1. I’m not all that aware of how I act and how I seem to other people, so I’m not likely to notice if a character outwardly acts or seems like me. I’m particularly lacking any sense of what my body looks like. I’m intellectually aware of some specific weird things I do, and I assume my body language is weird in general, but I don’t actually know what my facial expressions etc. look like. So I don’t really notice autistic-ish body language in others either.

2. Comparing myself to a character that way is uncomfortable for me on some level. Like seeing a picture of myself that’s taken from an angle I can’t normally see. Even if it isn’t unflattering, it’s unexpected, and it takes an uncomfortable mental adjustment to fit it into my self-image. When I do happen to notice that a character acts like I do, a lot of the time it feels like something private about me is being revealed in public. On the whole it’s probably good that I know what I look like, but it’s difficult to swallow at first.
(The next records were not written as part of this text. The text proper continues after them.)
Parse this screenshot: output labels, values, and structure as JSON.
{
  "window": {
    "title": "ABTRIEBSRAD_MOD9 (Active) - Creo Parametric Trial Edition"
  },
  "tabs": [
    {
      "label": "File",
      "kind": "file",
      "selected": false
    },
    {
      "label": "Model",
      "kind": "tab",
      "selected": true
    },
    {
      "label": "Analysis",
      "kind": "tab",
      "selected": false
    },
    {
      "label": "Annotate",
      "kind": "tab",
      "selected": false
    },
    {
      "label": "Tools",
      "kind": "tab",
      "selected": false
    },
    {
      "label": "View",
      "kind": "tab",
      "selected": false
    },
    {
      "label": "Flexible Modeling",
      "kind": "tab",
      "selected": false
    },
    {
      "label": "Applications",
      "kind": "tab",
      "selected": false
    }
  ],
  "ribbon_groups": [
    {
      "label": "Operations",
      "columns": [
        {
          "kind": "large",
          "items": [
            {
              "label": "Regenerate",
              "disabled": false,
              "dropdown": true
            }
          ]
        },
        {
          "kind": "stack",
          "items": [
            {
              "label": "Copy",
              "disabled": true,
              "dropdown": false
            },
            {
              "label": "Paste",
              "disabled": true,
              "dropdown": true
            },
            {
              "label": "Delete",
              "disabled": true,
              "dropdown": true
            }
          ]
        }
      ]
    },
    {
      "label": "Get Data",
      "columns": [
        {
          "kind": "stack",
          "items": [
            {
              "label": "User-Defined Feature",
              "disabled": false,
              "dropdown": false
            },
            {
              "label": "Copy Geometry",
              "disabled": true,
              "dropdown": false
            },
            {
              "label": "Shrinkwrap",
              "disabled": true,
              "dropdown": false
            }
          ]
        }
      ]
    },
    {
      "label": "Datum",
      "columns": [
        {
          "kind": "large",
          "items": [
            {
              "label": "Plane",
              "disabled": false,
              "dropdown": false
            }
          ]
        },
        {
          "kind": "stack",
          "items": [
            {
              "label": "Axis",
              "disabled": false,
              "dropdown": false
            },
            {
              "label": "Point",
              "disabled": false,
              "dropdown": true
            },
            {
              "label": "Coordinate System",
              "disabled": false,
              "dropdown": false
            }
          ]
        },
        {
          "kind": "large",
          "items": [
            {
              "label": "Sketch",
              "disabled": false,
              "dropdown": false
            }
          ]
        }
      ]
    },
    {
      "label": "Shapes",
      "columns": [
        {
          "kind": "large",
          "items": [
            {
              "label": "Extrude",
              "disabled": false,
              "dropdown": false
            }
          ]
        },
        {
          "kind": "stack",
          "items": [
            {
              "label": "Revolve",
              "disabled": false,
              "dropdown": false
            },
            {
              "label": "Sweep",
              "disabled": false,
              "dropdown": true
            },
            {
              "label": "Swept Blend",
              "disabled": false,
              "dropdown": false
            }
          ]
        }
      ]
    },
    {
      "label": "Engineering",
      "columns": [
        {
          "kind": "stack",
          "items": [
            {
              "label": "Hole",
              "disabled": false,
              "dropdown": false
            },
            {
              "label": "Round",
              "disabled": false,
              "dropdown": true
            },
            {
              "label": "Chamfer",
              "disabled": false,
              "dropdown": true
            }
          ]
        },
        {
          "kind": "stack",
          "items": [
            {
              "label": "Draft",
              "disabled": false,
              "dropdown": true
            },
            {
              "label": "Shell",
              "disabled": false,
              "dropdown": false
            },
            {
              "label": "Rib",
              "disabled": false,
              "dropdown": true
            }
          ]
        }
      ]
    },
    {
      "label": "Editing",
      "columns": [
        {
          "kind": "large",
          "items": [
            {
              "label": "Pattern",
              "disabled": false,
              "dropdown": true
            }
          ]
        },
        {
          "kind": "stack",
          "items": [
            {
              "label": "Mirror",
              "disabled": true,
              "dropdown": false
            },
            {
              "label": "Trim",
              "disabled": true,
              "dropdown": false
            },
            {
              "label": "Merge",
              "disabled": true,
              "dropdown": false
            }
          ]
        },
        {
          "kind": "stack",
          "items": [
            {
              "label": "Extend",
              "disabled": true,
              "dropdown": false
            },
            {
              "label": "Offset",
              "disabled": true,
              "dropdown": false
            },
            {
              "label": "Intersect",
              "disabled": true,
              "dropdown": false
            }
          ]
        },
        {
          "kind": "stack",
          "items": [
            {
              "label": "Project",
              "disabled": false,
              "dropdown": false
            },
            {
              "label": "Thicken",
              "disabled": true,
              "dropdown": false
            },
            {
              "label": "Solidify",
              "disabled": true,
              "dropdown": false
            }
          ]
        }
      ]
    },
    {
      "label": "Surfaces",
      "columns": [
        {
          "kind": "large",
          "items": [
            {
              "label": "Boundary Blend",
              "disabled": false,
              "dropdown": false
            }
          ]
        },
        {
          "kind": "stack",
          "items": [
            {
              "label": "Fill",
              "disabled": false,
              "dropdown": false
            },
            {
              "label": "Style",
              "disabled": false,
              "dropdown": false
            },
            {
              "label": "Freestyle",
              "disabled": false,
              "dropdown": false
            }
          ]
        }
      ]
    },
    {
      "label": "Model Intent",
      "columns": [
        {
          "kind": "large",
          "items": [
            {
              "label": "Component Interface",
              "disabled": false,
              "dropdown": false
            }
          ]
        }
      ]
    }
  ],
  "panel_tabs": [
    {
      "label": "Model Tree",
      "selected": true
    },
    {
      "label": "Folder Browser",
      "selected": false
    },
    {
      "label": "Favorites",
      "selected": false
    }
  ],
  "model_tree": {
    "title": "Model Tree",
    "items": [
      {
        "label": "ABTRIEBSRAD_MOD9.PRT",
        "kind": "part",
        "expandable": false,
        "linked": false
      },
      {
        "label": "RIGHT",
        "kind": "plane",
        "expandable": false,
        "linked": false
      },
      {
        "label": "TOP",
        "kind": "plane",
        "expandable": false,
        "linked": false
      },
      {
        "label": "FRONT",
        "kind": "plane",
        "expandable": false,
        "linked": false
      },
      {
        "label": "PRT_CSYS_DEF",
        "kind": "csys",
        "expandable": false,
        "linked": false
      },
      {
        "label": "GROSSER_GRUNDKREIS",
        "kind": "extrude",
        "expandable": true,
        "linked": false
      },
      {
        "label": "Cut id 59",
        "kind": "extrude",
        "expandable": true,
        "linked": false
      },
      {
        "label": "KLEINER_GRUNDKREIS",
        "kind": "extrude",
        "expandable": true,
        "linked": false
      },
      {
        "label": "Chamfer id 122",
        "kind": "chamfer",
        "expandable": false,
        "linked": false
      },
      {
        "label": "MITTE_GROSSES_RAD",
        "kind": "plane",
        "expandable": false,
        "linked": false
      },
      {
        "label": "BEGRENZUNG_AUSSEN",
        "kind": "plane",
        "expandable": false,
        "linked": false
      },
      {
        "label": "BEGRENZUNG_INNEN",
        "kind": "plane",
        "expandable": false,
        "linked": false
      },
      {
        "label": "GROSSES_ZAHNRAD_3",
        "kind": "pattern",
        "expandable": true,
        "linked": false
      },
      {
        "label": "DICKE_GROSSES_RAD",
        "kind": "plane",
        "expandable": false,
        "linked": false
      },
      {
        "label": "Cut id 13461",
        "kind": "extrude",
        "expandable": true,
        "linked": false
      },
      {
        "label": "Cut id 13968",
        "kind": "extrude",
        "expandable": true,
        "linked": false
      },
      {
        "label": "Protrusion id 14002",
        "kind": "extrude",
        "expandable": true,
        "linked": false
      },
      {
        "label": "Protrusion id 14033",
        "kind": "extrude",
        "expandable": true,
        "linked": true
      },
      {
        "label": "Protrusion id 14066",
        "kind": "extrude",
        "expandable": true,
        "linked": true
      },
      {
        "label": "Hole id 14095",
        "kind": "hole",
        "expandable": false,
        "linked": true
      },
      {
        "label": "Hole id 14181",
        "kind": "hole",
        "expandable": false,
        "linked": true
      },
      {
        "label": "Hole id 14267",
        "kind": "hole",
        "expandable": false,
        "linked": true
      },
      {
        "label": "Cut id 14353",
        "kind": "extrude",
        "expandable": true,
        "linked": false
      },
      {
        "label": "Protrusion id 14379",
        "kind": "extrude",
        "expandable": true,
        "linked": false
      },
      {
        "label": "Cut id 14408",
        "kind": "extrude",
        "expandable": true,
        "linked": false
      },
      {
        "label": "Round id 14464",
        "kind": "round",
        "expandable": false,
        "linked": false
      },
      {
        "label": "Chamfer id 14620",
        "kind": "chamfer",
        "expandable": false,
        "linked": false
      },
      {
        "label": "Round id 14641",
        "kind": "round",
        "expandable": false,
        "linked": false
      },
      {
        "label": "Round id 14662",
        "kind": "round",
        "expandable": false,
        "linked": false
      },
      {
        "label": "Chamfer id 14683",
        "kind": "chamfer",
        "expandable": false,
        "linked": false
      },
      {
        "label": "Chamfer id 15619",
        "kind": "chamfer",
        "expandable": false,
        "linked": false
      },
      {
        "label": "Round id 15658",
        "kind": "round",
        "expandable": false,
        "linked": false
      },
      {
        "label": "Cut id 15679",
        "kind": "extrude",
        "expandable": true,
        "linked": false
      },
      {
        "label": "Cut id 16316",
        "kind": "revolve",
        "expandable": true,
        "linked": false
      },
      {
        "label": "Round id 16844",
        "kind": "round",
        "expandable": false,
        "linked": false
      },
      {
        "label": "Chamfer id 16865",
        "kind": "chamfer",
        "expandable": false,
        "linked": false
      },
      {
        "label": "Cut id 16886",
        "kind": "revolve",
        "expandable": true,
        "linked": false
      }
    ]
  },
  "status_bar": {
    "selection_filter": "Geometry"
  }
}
I’m a lot more likely to relate to a character based on how they think, if the story is told from their point of view. But it seems like stories like that– that portray autism or literally any brainweirdness in the main character from their point of view– are a lot less common than non-POV characters that could be interpreted as autistic. Fanfic is pretty much the only place where I have characters I relate to because of brainweirdness.

And the truth is I don’t tend to compare myself to characters much at all. I guess I just tend to be too outside myself while reading, too focused on the characters’ thoughts and feelings rather than my own. The topic/trait/whatever has to be very personal and very emotional for me before the comparison has more importance to me than the character’s perspective in the story.